\begin{align*} \nabla_Z f(Z) =& \nabla_Z\begin{bmatrix} z_{11} & \cdots & z_{1m}\\ \vdots & & \\ z_{n1} & \cdots &z_{nm} \end{bmatrix}^\top \begin{bmatrix} z_{11} & \cdots & z_{1m}\\ \vdots & & \\ z_{n1} & \cdots &z_{nm} \end{bmatrix}\\ =& \nabla_Z\begin{bmatrix} z_{11} & \cdots & z_{n1}\\ \vdots & & \\ z_{1m} & \cdots &z_{nm} \end{bmatrix} \begin{bmatrix} z_{11} & \cdots & z_{1m}\\ \vdots & & \\ z_{n1} & \cdots &z_{nm} \end{bmatrix} \notag \\ =& \nabla_Z\begin{bmatrix} z_{11}z_{11}+z_{21}z_{21}+\cdots +z_{n1}z_{n1} & \cdots & z_{11}z_{1m}+z_{21}z_{2m}+\cdots +z_{n1}z_{nm}\\ \vdots & & \\ z_{1m}z_{11}+z_{2m}z_{21}+\cdots +z_{nm}z_{n1} & \cdots & z_{1m}z_{1m}+z_{2m}z_{2m}+\cdots +z_{nm}z_{nm} \end{bmatrix} \notag \\ =& \begin{bmatrix} \frac{\partial}{\partial z_{11}} z_{11}z_{11}+z_{21}z_{21}+\cdots +z_{n1}z_{n1} & \cdots & \frac{\partial}{\partial z_{1m}}z_{11}z_{1m}+z_{21}z_{2m}+\cdots +z_{n1}z_{nm}\\ \vdots & & \\ \frac{\partial}{\partial z_{n1}}z_{1m}z_{11}+z_{2m}z_{21}+\cdots +z_{nm}z_{n1} & \cdots & \frac{\partial}{\partial z_{nm}}z_{1m}z_{1m}+z_{2m}z_{2m}+\cdots +z_{nm}z_{nm} \end{bmatrix} \notag \\ = & \begin{bmatrix} 2z_{11} & z_{11} & \cdots & z_{11}\\ & 2z_{22} \\ \vdots & \\ z_{nm} & z_{nm} & \cdots & 2z_{nm} \end{bmatrix} \notag \end{align*}
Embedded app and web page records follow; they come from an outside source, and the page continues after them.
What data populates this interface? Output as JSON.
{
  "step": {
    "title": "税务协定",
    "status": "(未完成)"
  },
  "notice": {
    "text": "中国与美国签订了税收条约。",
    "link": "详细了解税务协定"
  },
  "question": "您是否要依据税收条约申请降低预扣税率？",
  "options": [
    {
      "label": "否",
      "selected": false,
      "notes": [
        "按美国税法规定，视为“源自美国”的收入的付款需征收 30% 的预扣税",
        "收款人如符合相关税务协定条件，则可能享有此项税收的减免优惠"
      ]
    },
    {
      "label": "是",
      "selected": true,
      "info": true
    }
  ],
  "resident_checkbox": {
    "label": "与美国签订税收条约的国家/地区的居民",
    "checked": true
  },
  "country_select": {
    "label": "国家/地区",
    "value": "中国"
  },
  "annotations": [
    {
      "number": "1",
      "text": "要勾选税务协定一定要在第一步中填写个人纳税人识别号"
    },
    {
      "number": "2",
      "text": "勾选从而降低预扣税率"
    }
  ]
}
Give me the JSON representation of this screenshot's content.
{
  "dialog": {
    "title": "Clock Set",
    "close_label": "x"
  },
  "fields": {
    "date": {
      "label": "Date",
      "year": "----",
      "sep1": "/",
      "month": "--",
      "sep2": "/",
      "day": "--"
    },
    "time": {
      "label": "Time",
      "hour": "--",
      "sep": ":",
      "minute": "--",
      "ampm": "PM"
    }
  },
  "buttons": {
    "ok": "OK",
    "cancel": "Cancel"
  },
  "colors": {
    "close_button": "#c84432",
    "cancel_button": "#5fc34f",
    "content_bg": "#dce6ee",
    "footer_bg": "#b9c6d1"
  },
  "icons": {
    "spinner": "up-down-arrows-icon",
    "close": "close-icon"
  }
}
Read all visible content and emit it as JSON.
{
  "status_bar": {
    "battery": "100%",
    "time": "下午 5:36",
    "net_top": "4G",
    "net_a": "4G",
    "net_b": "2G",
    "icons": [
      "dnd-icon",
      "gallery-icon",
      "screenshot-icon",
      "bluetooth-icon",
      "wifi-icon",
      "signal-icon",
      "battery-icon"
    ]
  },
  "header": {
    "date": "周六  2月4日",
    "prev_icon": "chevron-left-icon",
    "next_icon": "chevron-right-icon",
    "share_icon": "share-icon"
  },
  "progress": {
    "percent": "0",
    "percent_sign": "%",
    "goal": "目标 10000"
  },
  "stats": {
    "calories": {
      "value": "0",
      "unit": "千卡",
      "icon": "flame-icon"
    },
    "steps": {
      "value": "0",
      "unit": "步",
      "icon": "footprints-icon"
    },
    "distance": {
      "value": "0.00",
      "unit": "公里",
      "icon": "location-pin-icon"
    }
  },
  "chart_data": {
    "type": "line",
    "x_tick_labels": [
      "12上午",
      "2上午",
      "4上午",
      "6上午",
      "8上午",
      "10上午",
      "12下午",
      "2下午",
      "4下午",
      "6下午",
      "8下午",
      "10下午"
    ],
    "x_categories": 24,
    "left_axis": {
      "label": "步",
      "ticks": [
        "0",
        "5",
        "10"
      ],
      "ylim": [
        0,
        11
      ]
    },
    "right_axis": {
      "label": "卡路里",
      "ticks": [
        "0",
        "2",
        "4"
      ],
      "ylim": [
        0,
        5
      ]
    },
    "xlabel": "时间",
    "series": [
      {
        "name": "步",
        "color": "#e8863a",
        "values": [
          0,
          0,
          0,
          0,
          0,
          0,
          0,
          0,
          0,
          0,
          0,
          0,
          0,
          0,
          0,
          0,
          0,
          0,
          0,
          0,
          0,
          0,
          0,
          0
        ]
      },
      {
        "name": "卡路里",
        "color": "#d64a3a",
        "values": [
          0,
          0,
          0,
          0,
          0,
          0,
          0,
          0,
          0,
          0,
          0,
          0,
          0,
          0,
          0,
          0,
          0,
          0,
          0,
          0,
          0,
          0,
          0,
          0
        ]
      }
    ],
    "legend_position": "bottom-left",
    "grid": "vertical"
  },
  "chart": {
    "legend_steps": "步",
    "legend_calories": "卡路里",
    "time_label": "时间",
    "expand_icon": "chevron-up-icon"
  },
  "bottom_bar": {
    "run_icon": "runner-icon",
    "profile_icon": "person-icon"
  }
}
• Hint: write, as a sum, the product $x^T x$. – Sean Roberson Mar 7 '19 at 18:33
• @SeanRoberson I wrote it to the sum. Can you check if it's correct? – Gqqnbig Mar 7 '19 at 18:42
• You made the same mistake as in the other post. $x^Tx$ is a scalar. – Yves Daoust Mar 7 '19 at 19:32
• $\newcommand{\x}{\mathbf{x}}$By the way, in general for a constant square matrix $A$ (of compatible size to multiply with $\x$), there is the general formula $$\color{blue}{\nabla_{\x}\left(\x^T A\x\right) =\left(A + A^T\right)\x}.$$ Your example is with $A=I$ (identity matrix). – Minus One-Twelfth Mar 7 '19 at 19:41

Based on definition of gradient, gradient is only applicable to function f if the result of f is real number.

Then, since we assume $$\nabla_x x^\top x = 2x$$ is valid, x must be a vector, or a N-by-1 matrix. Next, we treat x as a matrix because we are using matrix operations, eg. transpose and matrix multiplication.

$$f(x)=x^\top x= x_1^2+x_2^2+\cdots+x_n^2$$

Also, based on the definition, the matrix size of $$\nabla_x f(x)$$ is the same as the size of x.

Now we can apply definition 1 in OP's question to $$x^\top x$$.

\begin{align*} \nabla_x x^\top x =& \begin{bmatrix} \frac{\partial x^\top x}{\partial x_{1}} \\ \vdots \\ \frac{\partial x^\top x}{\partial x_{n}} \end{bmatrix} \\ =& \begin{bmatrix} \frac{\partial x_1^2+x_2^2+\cdots+x_n^2}{\partial x_{1}} \\ \vdots \\ \frac{\partial x_1^2+x_2^2+\cdots+x_n^2}{\partial x_{n}} \end{bmatrix}\\ =& \begin{bmatrix} 2x_1 \\ \vdots \\ 2x_n \end{bmatrix} \\ =& 2 \begin{bmatrix} x_1 \\ \vdots \\ x_n \end{bmatrix} \\ =& 2x \end{align*}

$$\boldsymbol x^T\boldsymbol x=x^2+y^2+z^2$$.

Then

$$\nabla_{\boldsymbol x}(\boldsymbol x^T\boldsymbol x)=\left(\frac{\partial}{\partial x}(x^2+y^2+z^2),\frac{\partial}{\partial y}(x^2+y^2+z^2),\frac{\partial}{\partial z}(x^2+y^2+z^2)\right)=(2x,2y,2z).$$